The Google Science Fair is a science and technology competition open to students worldwide ages 13-18. As with most of Google’s social initiatives the science fair is looking for projects that could potentially change the world. Dilbagi hopes to do just that. Google’s judges must agree as TALK has already been named a finalist in the Asia Pacific and Japan categories.
TALK is a comfortable and easy to use Augmentative and Alternative Communication Device designed for people with Developmental Disabilities like Locked-In Syndrome & Amyotrophic Lateral Sclerosis, Speech Impairments like Dysarthria and even Mutes to communicate in normal form of speech.
The patent pending technology translates users’ breath into dots and dashes using the International Morse code. That code is then quickly translated into words. These words are synthesized as sentences or commands and phrases, according to Dilbagi’s’ Indiegogo Page.
Although it may sound complicated, it’s actually fairly simple. The user places a small microphone under their nose or mouth. Then they make short exhales or sniffs to send dots in Morse Code. When they make longer exhales they create dashes. The earclip than emits a signal to let the user know it’s done with that word.
- Easy To Use
- Features 9 different voices
In addition to being a finalist in the Google Science Fair Dilbagi and Talk have been nominated for Scientific American’s Science in Action award and a Google Computer Science Award.
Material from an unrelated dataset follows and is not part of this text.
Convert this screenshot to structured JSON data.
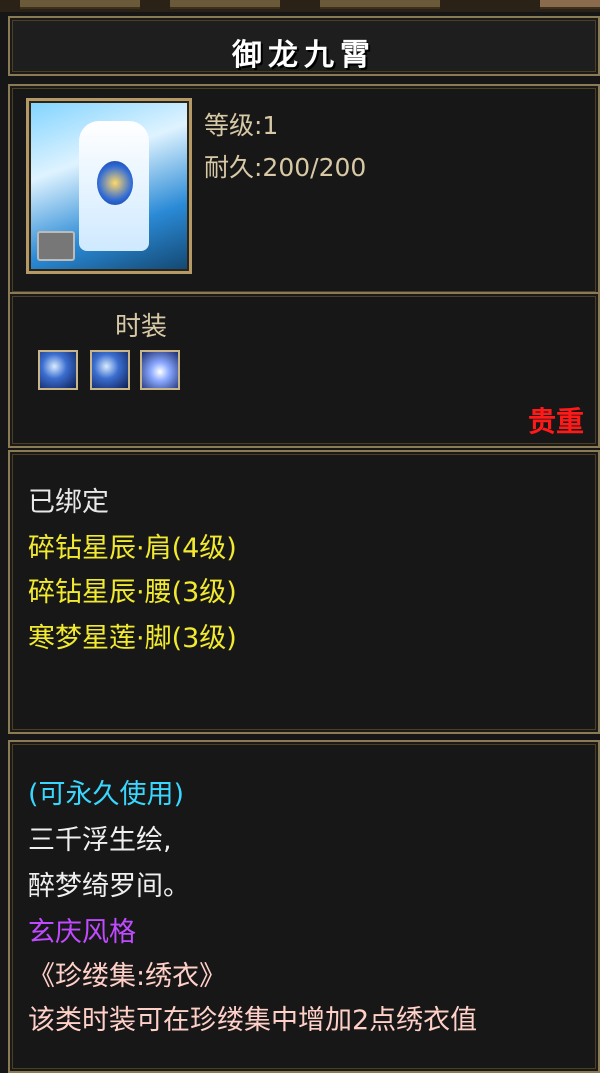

He’s also received enrosement from neurologist, Dr. Rajul Agarwal, and Dr. Rohit Vishoni an ENT specialist.
At $199 for both the TALK box and ear clip microphone the device is priced a lot less than competitive technologies like eye trackers which can cost thousands of dollars and brain interfaces which aren’t yet available to the public and will cost tens of thousands of dollars.
Finally, Dilbagi promises to give TALK devices away to those who can’t afford them in a 3:1 model.
You can find out more about TALK and Dilbagi here.